Pound Gap Massacre
Topics. This historical marker is listed in this topic list: Notable Events. A significant historical year for this entry is 1892.
Location. 37° 9.327′ N, 82° 38.023′ W. Marker is in Pound Gap, Kentucky, in Letcher County. Marker can be reached from U.S. 23, on the right when traveling north. It is just inside the Kentucky state line, at the Civil War Memorial. Parking is available at the memorial. Touch for map. Marker is in this post office area: Jenkins KY 41537, United States of America. Touch for directions.
Other nearby markers. At least 8 other markers are within walking distance of this marker. Brothers Once More (a few steps from this marker); Caudill’s Army (within shouting distance of this Wise County / Kentucky (about 500 feet away, measured in a direct line in Virginia); Pound Gap (approx. 0.2 miles away in Virginia); a different marker also named Pound Gap (approx. ¼ mile away); Pound Gap Engagement (approx. 0.6 miles away in Virginia); The Crooked Road (approx. 0.6 miles away in Virginia); Daniel Webster Dotson (approx. 0.6 miles away in Virginia). Touch for a list and map of all markers in Pound Gap.
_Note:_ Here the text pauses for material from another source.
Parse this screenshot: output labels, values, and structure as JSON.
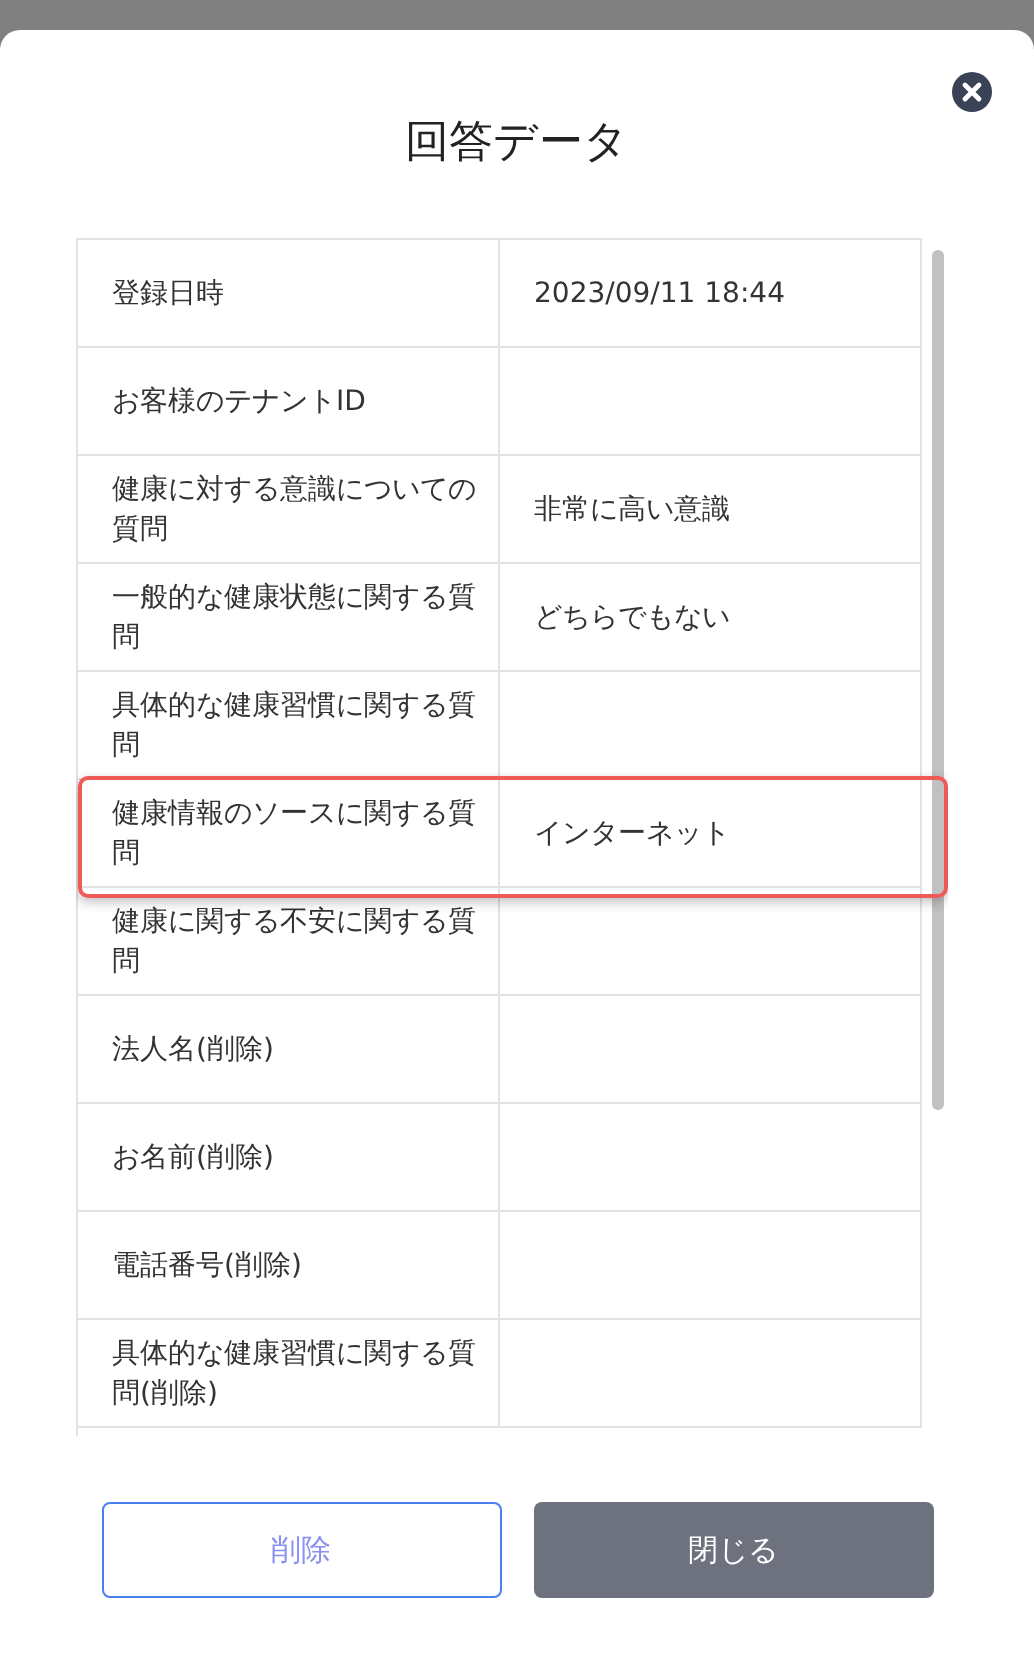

Also see . . . The Pound Gap Massacre. “The United States Marshall for the western district of Virginia had appointed Dr. Marshall Benton Taylor his deputy for Wise County, and Doc had at once inaugurated a campaign against the many moonshiners then infesting that mountainous country. It was while in this service and in the endeavors to capture a wagon load of contraband whiskey that Doc Taylor and Ira Mullins met. Prior to this day Ira Mullins, an old offender, and his associates attempted to pass through Wise Courthouse with a wagon load of unstamped liquor, and Taylor with a posse, hurriedly summoned, captured the wagon. Perhaps 250 shots were exchanged in the streets of Wise Courthouse before the wagon was seized and the moonshiners routed. There was one dead man, the driver, and many wounded. Taylor lost his government position, but Mullins never forgave him, and between the two was a bitter feeling of hatred and resentment which called forth mutual threats and challenges. Soon another meeting of these two men and another wagon load of whiskey, would bring about an end to both their lives.” (Submitted on November 21, 2015.)
Credits. This page was last revised on June 16, 2016. It was originally submitted on November 21, 2015, by J. J. Prats of Powell, Ohio. This page has been viewed 768 times since then and 45 times this year. Photos: 1, 2. submitted on November 21, 2015, by J. J. Prats of Powell, Ohio.
Editor’s want-list for this marker. Photo of the killing rock. There is a marker there that should be submitted on its own page • Can you help?